AMC Theatres (AMC) and the Autism Society have teamed up to bring families affected by autism and other disabilities and sensory issues a special opportunity to enjoy their favorite films in a safe and accepting environment on a monthly basis. Sensory Friendly Films® will continue with a showing of The Smurfs on August 6.
Autism is a complex neurodevelopmental disability that affects a person’s ability to communicate and interact with others. It often comes with sensory challenges, such as hypersensitivity to light or sound, and children or adults affected by autism may not understand the social boundaries of movie theatre etiquette, such as not talking during the film or sitting still through most of the show.
In order to provide a more accepting and comfortable setting for children with autism or other special needs, AMC movie auditoriums will have their lights brought up and the sound turned down, families will be able to bring in their own gluten-free, casein-free snacks, and no previews or advertisements will be shown before the movie. Additionally, audience members are welcome to get up and dance, walk, shout or sing - in other words, AMC’s “Silence is Golden®” policy will not be enforced unless the safety of the audience is questioned. Tickets are $6 and can be purchased on the day of the event.
Saturday, August 6
AMC Promenade 16, 21801 Oxnard St., Woodland Hills, Calif. 91367
AMC Covina 30, 1414 N. Azusa Ave., Covina, Calif. 91722
AMC Del Amo 18, 3525 Carson St., Torrance, Calif. 90503
AMC Block 30, 20 City Blvd. W., Ste. 1, Orange, Calif. 92868
AMC Ontario Mills 30, 4549 Mills Cir., Ontario, Calif. 91764
AMC Downtown Disney 12, 1565 Disneyland Dr., Anaheim, CA 92802
A list and map of participating theatres is available at www.autism-society.org/sensoryfilms. This nationwide event has 148 theatres in 63 markets in the United States and Canada.

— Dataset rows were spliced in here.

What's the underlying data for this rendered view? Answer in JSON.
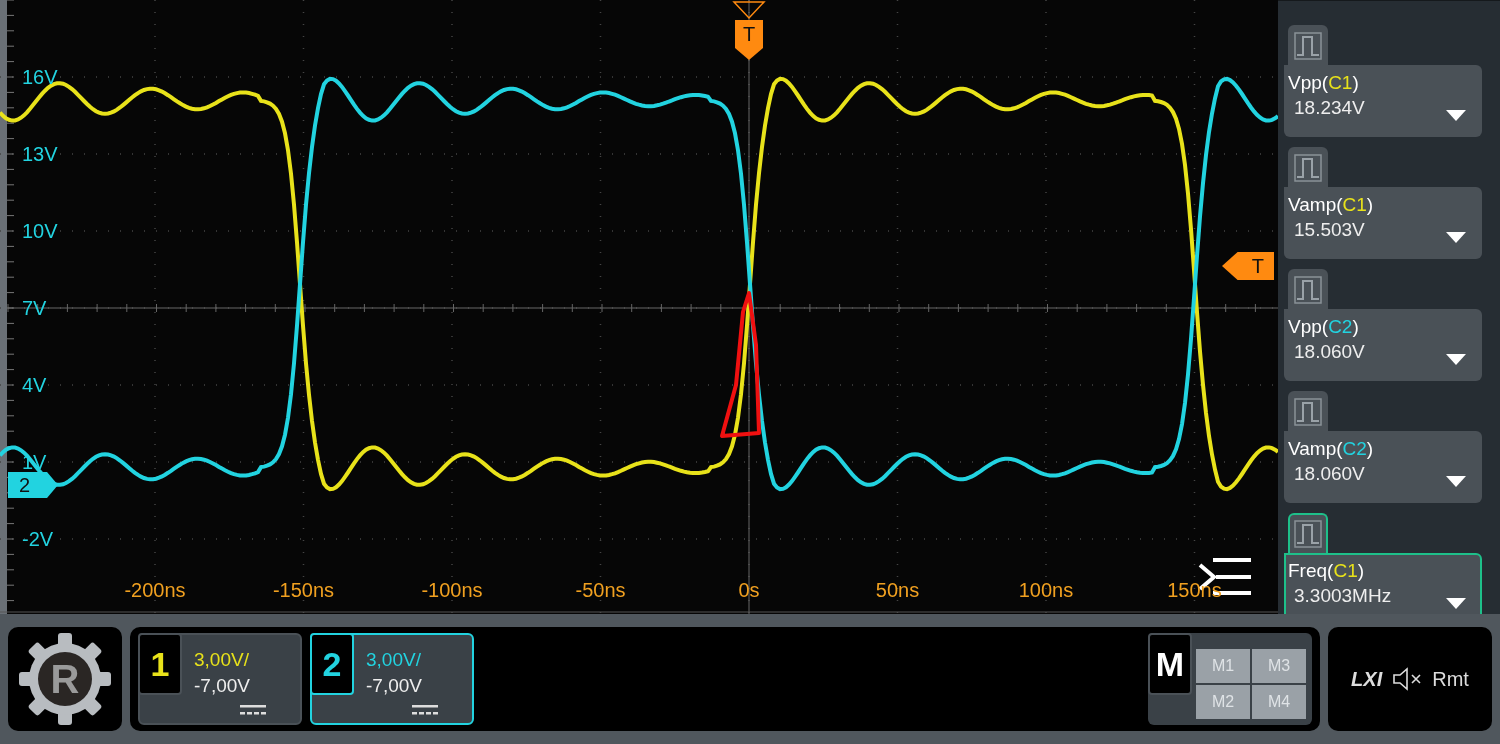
{
  "y_axis": {
    "labels": [
      "16V",
      "13V",
      "10V",
      "7V",
      "4V",
      "1V",
      "-2V"
    ]
  },
  "x_axis": {
    "labels": [
      "-200ns",
      "-150ns",
      "-100ns",
      "-50ns",
      "0s",
      "50ns",
      "100ns",
      "150ns"
    ]
  },
  "markers": {
    "trigger_position": "T",
    "trigger_level": "T",
    "channel_2": "2"
  },
  "measurements": [
    {
      "name": "Vpp(",
      "source": "C1",
      "close": ")",
      "value": "18.234V",
      "color": "#e8e21a",
      "selected": false
    },
    {
      "name": "Vamp(",
      "source": "C1",
      "close": ")",
      "value": "15.503V",
      "color": "#e8e21a",
      "selected": false
    },
    {
      "name": "Vpp(",
      "source": "C2",
      "close": ")",
      "value": "18.060V",
      "color": "#22d3e0",
      "selected": false
    },
    {
      "name": "Vamp(",
      "source": "C2",
      "close": ")",
      "value": "18.060V",
      "color": "#22d3e0",
      "selected": false
    },
    {
      "name": "Freq(",
      "source": "C1",
      "close": ")",
      "value": "3.3003MHz",
      "color": "#e8e21a",
      "selected": true
    }
  ],
  "logo": {
    "letter": "R"
  },
  "channels": [
    {
      "number": "1",
      "scale": "3,00V/",
      "offset": "-7,00V",
      "color": "#e8e21a",
      "selected": false
    },
    {
      "number": "2",
      "scale": "3,00V/",
      "offset": "-7,00V",
      "color": "#22d3e0",
      "selected": true
    }
  ],
  "math": {
    "label": "M",
    "buttons": [
      "M1",
      "M3",
      "M2",
      "M4"
    ]
  },
  "status": {
    "lxi": "LXI",
    "remote": "Rmt"
  }
}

An estimated 30 million people in the world have an autism spectrum disorder, 1.5 million in America alone. In America, 1 in every 110 children has an autism spectrum disorder. These families face challenges of care, support, education, financial hardship and medical and health care issues that make autism a national public health issue, costing the U.S. economy $60 billion a year. Though there is no cure, autism is treatable and individuals with autism have tremendous potential.
ABOUT THE AUTISM SOCIETY:
The Autism Society, the nation’s leading grassroots autism organization, exists to improve the lives of all affected by autism. We do this by increasing public awareness about the day-to-day issues faced by people on the spectrum, advocating for appropriate services for individuals across the lifespan, and providing the latest information regarding treatment, education, research and advocacy. For more information, visit www.autism-society.org.